Practicing your typing is very important. An ideal minimum typing speed by the end of the three weeks would be 40-50 words per minute with a normal typing speed and 30-40 words per minute for Ruby code. Class can be quite fast paced at times, so to ensure you can keep up practicing your typing is essential. After all, practice makes perfect! 

3. Usernames

To help support you over the pre-course work, we will need to have your login details for certain sites. We use these details so that we can monitor your progress, offer assistance and guide you in the right direction if needed. Once you have signed up for these accounts, send the usernames to this form. The accounts you need to sign up for are:

  • Slack (we'll send you a link)
  • Codecademy
  • ­­Github

4. Using Slack

During the course, you will use Slack. Slack is a messaging service we use at CodeClan for communication between students and staff. Whilst completing the pre-course work, we encourage you to ask your fellow classmates questions using Slack.

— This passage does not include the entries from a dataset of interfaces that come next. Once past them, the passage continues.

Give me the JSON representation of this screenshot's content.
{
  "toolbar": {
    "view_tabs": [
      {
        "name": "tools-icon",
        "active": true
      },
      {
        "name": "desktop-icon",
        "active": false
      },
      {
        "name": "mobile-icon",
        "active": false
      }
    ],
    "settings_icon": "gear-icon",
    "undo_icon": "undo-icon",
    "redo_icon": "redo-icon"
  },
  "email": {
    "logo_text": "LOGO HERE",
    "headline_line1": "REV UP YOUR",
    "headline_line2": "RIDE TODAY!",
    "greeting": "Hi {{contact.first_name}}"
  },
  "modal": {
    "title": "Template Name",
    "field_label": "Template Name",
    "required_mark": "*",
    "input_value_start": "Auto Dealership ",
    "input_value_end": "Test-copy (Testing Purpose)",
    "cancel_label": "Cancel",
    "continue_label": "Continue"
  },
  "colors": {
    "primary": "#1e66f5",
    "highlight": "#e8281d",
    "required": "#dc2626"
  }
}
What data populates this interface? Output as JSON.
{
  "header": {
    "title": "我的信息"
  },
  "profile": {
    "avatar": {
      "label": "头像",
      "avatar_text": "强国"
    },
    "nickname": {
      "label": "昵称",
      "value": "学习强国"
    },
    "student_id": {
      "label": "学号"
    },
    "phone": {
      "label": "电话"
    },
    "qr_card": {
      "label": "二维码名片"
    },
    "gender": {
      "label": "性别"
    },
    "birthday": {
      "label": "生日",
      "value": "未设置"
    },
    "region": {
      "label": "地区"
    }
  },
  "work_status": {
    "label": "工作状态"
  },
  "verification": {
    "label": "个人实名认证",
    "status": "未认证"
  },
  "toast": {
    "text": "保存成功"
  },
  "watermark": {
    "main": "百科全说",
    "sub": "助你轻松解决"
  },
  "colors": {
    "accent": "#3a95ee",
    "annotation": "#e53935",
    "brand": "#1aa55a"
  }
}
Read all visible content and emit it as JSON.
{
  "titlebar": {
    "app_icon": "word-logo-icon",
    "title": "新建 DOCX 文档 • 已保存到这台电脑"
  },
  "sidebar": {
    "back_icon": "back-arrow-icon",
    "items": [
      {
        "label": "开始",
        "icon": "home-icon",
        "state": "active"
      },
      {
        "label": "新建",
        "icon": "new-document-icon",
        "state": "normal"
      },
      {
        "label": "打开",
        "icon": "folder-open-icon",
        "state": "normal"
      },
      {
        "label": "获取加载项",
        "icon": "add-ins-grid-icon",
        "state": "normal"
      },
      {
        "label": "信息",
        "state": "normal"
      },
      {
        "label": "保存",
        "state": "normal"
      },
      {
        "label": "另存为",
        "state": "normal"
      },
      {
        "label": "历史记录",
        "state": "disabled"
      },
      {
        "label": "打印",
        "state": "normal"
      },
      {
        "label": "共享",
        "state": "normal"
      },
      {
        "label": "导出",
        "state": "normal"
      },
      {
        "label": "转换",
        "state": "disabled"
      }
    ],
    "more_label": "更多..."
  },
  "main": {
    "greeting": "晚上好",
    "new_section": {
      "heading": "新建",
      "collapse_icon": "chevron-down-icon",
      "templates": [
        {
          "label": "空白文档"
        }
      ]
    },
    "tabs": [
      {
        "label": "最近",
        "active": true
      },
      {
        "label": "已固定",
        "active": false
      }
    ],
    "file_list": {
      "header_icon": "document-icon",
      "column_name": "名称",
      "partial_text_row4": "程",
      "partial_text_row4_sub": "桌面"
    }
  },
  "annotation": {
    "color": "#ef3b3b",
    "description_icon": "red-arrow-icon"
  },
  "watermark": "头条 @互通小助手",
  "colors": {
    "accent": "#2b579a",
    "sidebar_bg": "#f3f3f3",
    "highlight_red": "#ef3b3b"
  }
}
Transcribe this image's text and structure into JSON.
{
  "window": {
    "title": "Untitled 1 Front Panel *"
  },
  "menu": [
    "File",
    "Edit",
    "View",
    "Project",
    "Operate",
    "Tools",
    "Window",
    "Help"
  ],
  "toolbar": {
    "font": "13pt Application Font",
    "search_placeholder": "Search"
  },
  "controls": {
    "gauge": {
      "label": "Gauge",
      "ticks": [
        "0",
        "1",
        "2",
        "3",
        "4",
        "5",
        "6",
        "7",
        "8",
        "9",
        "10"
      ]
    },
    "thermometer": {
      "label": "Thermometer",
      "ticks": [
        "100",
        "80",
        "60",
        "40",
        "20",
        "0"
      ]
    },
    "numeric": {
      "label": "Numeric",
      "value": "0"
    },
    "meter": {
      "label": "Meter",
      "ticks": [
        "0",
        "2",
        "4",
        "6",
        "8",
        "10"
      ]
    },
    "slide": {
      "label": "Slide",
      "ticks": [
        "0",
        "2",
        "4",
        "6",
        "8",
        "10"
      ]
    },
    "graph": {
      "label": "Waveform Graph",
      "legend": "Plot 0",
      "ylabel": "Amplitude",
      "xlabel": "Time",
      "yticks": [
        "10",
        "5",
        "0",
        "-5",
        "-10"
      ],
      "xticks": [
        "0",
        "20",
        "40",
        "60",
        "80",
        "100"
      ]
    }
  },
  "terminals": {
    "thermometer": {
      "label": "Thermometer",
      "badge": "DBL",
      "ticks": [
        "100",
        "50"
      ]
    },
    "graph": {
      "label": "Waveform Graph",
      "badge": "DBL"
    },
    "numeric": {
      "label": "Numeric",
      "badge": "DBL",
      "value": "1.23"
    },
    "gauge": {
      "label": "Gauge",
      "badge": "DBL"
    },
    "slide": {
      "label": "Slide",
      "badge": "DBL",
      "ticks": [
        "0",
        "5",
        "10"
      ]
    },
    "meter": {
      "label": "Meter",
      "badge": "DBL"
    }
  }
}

The benefits of using Slack are:

  • You get to know your cohort by discussing your interests and problems.
  • You can support each other through your pre-course work.
  • All of the instructional team are on Slack so using their knowledge is highly recommended.

5. Expectations

The pre-course work needs to be completed and we will check-in with you a few times during the three weeks, to see how you are doing and provide help with any queries or problems.

If you have any issues, responsibilities or commitments that mean you might struggle to complete the pre-course work, you need to contact us to let us know and we can offer extra support and guidance.

6. Once Completed

If you complete all the listed work, there is a ‘Keeping Warm’ section below with resources that you can use to practice. Make sure you revise what you have already done - you can complete the courses more than once. It is also essential you continue to practice typing to get your speed as high as possible.

Pre-course work resources

Below is the list of resources that you need to use to complete the pre-course work, what you need to do and when you should do it by. The pre-course work is designed to last the three weeks before the main course starts. However, we understand that everyone works at different speeds and may have different home/work responsibilities.

Codecademy has time suggestions on how long it should take to complete each course, students find this is not necessarily representative of how long it takes to complete each course. We have set aside three weeks for the pre-course work to allow you time to complete the courses at a pace that is right for you. You do not need to complete any "Pro" paid courses

Week 1

Computer familiarity:

Terminal & Command Line:

Git & Github:


Week 2




Week 3




Keeping warm

If you’ve finished all the pre-course work before the course starts, let us give you a few words of suggestion and advice. Whatever knowledge you've gained from the pre-course work, try to keep hold of it by practicing and revisiting the pre-course work you have completed. There's lots of other tutorial sites out there like Treehouse, and some offer free trials, and other incentives. Below are a few examples. They explain things their own way so don’t worry if they seem slightly different.

Optional/Additional online courses:

* Treehouse
* Udemy
* Lynda
* Codeschool 

Optional/Additional coding challenges:

There are also lots of coding challenges you can attempt, lots of them are "gamified".
* Codewars
* Exercism